RSS Feed (xml)

Powered By

Site Design By:
Blogs Gone Wild!

Powered by Blogger

Wednesday, August 29, 2007


For those of you that haven't read my profile, the name of this blog "Invisible Woman" is based on the book by Ralph Ellison "Invisible Man". It is a fictional account of a black man's invisibility in white society, but it might as well be non-fiction. It is super eloquent, and just as relevant today as it was decades ago when it was written. Undercover Black Man gave out a little info on my man last week:

It’s amazing the amount of cultural information at our fingertips via the Internet. With enough time, one could give oneself a college-level education in world history or literature or philosophy.

You want to know a supremely cool resource? Public radio archives.

In June, Stanford English professor Arnold Rampersad spoke with David Inge on WILL-AM 580, the University of Illinois radio station. The subject was Rampersad’s new book, “Ralph Ellison: A Biography.”

Their conversation makes me hungry to read Ellison’s “Invisible Man” again; I haven’t since high school.

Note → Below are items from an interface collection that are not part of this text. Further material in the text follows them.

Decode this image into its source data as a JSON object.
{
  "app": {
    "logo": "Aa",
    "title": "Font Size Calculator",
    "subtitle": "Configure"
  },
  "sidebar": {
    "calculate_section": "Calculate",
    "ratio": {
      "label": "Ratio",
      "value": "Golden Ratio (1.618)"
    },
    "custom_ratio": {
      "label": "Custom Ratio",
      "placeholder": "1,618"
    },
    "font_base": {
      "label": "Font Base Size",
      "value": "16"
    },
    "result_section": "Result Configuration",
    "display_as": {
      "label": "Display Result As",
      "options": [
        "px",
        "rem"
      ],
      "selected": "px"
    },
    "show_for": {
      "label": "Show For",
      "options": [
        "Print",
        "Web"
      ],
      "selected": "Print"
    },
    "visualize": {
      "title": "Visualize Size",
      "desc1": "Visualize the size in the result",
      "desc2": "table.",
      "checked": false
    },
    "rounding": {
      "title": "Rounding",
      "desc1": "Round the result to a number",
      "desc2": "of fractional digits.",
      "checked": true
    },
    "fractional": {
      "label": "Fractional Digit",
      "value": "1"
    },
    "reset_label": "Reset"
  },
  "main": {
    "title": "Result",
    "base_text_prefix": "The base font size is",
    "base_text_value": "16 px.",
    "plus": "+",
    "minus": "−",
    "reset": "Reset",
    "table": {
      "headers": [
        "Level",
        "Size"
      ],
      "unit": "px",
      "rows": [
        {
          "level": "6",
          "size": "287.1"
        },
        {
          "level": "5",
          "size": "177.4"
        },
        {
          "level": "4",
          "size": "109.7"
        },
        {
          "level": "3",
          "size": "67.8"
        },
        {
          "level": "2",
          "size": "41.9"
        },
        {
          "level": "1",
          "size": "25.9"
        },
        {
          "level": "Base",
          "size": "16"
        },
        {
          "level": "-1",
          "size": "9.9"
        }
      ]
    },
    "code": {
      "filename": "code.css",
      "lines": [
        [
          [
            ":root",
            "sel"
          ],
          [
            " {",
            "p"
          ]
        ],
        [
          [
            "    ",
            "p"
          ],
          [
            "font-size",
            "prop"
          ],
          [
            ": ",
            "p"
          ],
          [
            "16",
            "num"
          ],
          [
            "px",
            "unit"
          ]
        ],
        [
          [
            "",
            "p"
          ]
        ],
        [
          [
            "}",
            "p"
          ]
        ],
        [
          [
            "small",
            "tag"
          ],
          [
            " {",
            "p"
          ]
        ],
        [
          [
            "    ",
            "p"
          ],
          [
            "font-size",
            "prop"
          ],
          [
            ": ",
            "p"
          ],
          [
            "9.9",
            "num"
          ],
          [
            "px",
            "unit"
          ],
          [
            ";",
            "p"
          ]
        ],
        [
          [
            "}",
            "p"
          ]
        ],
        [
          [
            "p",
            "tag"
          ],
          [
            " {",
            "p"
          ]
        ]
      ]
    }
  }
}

Prof. Rampersad has interesting insights on the major mystery of Ralph Ellison’s creative life: Why, after having written a great American novel, did he never finish a second one?

You can download the full 50-minute interview as an MP3 podcast here. (Click on the headphones icon, then save to disk.)I’m streaming a 4½-minute audio bite on my Vox annex, dealing with the criticism Ellison received from black nationalists and separatists. The clip begins with a question from David Inge. Click here to hear it.

From IW: For those of you interested in the black classics, I hope you check it out.


Undercover Black Man said...

Thanks for the linkage, IW. Some while ago, I thought I'd found audio of Ellison himself speaking... but now I can't find it on my hard drive, and don't remember where I saw it on the Web. My hard drive is like a junked-up attic... I need to do some spring cleaning or something.

Debo Hobo said...

My parents had this book on the shelf when I was a kid. Everytime I saw it I wondered how do they know he is a man if he is invisible.

Later I understood the meaning and the definite value of Ellison's literary skill. Reading him was when I grew up.

Invisible Woman said...

Clean it out, UBM...I'm sure you have the treasures of the Sierra Madre in there! @debo: I started reading that book at least 5 times before I read it in it's entirety, don't feel bad. I guess I really wouldn't have been ready before anyway.